## What you need to do:
Type out the data below in its entirety, exactly as given.

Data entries

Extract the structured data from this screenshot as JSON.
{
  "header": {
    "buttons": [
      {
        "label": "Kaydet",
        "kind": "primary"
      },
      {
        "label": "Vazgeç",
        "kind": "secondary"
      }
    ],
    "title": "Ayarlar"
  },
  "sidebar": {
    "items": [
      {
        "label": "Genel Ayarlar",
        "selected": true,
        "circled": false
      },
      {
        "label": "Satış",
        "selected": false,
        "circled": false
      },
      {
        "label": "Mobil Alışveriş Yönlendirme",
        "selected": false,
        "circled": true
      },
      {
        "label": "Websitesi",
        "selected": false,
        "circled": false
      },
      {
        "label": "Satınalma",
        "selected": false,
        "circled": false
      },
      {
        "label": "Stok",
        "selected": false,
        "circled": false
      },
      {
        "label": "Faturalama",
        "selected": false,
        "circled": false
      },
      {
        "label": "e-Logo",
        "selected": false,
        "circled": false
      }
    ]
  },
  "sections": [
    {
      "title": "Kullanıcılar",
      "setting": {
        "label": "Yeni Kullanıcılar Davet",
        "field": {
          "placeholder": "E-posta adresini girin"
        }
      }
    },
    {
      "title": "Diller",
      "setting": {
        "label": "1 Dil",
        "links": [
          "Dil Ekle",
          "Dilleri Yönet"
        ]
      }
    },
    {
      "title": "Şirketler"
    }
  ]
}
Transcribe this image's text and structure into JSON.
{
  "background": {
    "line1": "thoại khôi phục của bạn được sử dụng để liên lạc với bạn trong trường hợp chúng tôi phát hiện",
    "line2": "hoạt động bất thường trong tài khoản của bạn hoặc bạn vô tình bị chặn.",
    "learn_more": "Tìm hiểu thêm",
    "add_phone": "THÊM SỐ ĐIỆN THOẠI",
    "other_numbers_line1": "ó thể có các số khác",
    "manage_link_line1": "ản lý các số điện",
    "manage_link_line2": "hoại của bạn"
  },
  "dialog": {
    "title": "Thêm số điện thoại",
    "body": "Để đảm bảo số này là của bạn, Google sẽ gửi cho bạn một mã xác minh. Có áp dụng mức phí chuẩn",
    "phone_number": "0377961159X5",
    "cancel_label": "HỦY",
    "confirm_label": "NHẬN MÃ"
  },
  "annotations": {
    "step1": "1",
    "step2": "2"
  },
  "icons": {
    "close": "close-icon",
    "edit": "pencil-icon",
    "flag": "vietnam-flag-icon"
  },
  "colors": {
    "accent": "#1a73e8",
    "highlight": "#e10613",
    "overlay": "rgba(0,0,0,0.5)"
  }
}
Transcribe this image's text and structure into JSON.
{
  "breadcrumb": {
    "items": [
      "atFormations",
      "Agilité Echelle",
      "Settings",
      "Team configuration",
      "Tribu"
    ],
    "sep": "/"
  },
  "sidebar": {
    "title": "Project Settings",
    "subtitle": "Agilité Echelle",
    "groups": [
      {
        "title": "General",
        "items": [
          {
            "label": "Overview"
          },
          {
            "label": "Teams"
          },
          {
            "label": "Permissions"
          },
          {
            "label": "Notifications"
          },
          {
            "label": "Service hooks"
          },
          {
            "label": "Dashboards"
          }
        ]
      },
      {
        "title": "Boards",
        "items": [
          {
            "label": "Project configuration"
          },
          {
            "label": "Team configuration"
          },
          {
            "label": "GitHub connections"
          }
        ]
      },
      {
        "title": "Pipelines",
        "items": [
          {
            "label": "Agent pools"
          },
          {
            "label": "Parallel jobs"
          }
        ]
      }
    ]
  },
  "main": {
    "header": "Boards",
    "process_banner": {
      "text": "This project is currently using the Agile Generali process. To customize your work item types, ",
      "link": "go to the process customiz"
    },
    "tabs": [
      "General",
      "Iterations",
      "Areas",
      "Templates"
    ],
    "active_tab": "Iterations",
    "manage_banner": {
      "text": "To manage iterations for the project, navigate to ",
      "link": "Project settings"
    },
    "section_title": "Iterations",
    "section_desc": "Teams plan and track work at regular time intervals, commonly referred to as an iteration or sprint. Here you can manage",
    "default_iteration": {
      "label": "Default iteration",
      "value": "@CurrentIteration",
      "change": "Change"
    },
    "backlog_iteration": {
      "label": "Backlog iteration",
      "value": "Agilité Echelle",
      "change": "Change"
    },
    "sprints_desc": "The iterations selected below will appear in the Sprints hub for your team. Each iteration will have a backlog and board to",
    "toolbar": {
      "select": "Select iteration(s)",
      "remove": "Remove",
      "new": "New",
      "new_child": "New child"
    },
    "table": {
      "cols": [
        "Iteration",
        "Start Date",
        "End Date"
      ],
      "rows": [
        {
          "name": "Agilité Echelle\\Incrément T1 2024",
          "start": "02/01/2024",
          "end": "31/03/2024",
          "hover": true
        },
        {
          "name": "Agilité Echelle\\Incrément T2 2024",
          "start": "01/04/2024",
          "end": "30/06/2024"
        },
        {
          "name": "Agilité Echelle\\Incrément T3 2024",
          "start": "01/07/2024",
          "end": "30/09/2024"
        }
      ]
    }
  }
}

## Answer box:
Extract the structured data from this screenshot as JSON.
{
  "header": {
    "buttons": [
      {
        "label": "Kaydet",
        "kind": "primary"
      },
      {
        "label": "Vazgeç",
        "kind": "secondary"
      }
    ],
    "title": "Ayarlar"
  },
  "sidebar": {
    "items": [
      {
        "label": "Genel Ayarlar",
        "selected": true,
        "circled": false
      },
      {
        "label": "Satış",
        "selected": false,
        "circled": false
      },
      {
        "label": "Mobil Alışveriş Yönlendirme",
        "selected": false,
        "circled": true
      },
      {
        "label": "Websitesi",
        "selected": false,
        "circled": false
      },
      {
        "label": "Satınalma",
        "selected": false,
        "circled": false
      },
      {
        "label": "Stok",
        "selected": false,
        "circled": false
      },
      {
        "label": "Faturalama",
        "selected": false,
        "circled": false
      },
      {
        "label": "e-Logo",
        "selected": false,
        "circled": false
      }
    ]
  },
  "sections": [
    {
      "title": "Kullanıcılar",
      "setting": {
        "label": "Yeni Kullanıcılar Davet",
        "field": {
          "placeholder": "E-posta adresini girin"
        }
      }
    },
    {
      "title": "Diller",
      "setting": {
        "label": "1 Dil",
        "links": [
          "Dil Ekle",
          "Dilleri Yönet"
        ]
      }
    },
    {
      "title": "Şirketler"
    }
  ]
}
Transcribe this image's text and structure into JSON.
{
  "background": {
    "line1": "thoại khôi phục của bạn được sử dụng để liên lạc với bạn trong trường hợp chúng tôi phát hiện",
    "line2": "hoạt động bất thường trong tài khoản của bạn hoặc bạn vô tình bị chặn.",
    "learn_more": "Tìm hiểu thêm",
    "add_phone": "THÊM SỐ ĐIỆN THOẠI",
    "other_numbers_line1": "ó thể có các số khác",
    "manage_link_line1": "ản lý các số điện",
    "manage_link_line2": "hoại của bạn"
  },
  "dialog": {
    "title": "Thêm số điện thoại",
    "body": "Để đảm bảo số này là của bạn, Google sẽ gửi cho bạn một mã xác minh. Có áp dụng mức phí chuẩn",
    "phone_number": "0377961159X5",
    "cancel_label": "HỦY",
    "confirm_label": "NHẬN MÃ"
  },
  "annotations": {
    "step1": "1",
    "step2": "2"
  },
  "icons": {
    "close": "close-icon",
    "edit": "pencil-icon",
    "flag": "vietnam-flag-icon"
  },
  "colors": {
    "accent": "#1a73e8",
    "highlight": "#e10613",
    "overlay": "rgba(0,0,0,0.5)"
  }
}
Transcribe this image's text and structure into JSON.
{
  "breadcrumb": {
    "items": [
      "atFormations",
      "Agilité Echelle",
      "Settings",
      "Team configuration",
      "Tribu"
    ],
    "sep": "/"
  },
  "sidebar": {
    "title": "Project Settings",
    "subtitle": "Agilité Echelle",
    "groups": [
      {
        "title": "General",
        "items": [
          {
            "label": "Overview"
          },
          {
            "label": "Teams"
          },
          {
            "label": "Permissions"
          },
          {
            "label": "Notifications"
          },
          {
            "label": "Service hooks"
          },
          {
            "label": "Dashboards"
          }
        ]
      },
      {
        "title": "Boards",
        "items": [
          {
            "label": "Project configuration"
          },
          {
            "label": "Team configuration"
          },
          {
            "label": "GitHub connections"
          }
        ]
      },
      {
        "title": "Pipelines",
        "items": [
          {
            "label": "Agent pools"
          },
          {
            "label": "Parallel jobs"
          }
        ]
      }
    ]
  },
  "main": {
    "header": "Boards",
    "process_banner": {
      "text": "This project is currently using the Agile Generali process. To customize your work item types, ",
      "link": "go to the process customiz"
    },
    "tabs": [
      "General",
      "Iterations",
      "Areas",
      "Templates"
    ],
    "active_tab": "Iterations",
    "manage_banner": {
      "text": "To manage iterations for the project, navigate to ",
      "link": "Project settings"
    },
    "section_title": "Iterations",
    "section_desc": "Teams plan and track work at regular time intervals, commonly referred to as an iteration or sprint. Here you can manage",
    "default_iteration": {
      "label": "Default iteration",
      "value": "@CurrentIteration",
      "change": "Change"
    },
    "backlog_iteration": {
      "label": "Backlog iteration",
      "value": "Agilité Echelle",
      "change": "Change"
    },
    "sprints_desc": "The iterations selected below will appear in the Sprints hub for your team. Each iteration will have a backlog and board to",
    "toolbar": {
      "select": "Select iteration(s)",
      "remove": "Remove",
      "new": "New",
      "new_child": "New child"
    },
    "table": {
      "cols": [
        "Iteration",
        "Start Date",
        "End Date"
      ],
      "rows": [
        {
          "name": "Agilité Echelle\\Incrément T1 2024",
          "start": "02/01/2024",
          "end": "31/03/2024",
          "hover": true
        },
        {
          "name": "Agilité Echelle\\Incrément T2 2024",
          "start": "01/04/2024",
          "end": "30/06/2024"
        },
        {
          "name": "Agilité Echelle\\Incrément T3 2024",
          "start": "01/07/2024",
          "end": "30/09/2024"
        }
      ]
    }
  }
}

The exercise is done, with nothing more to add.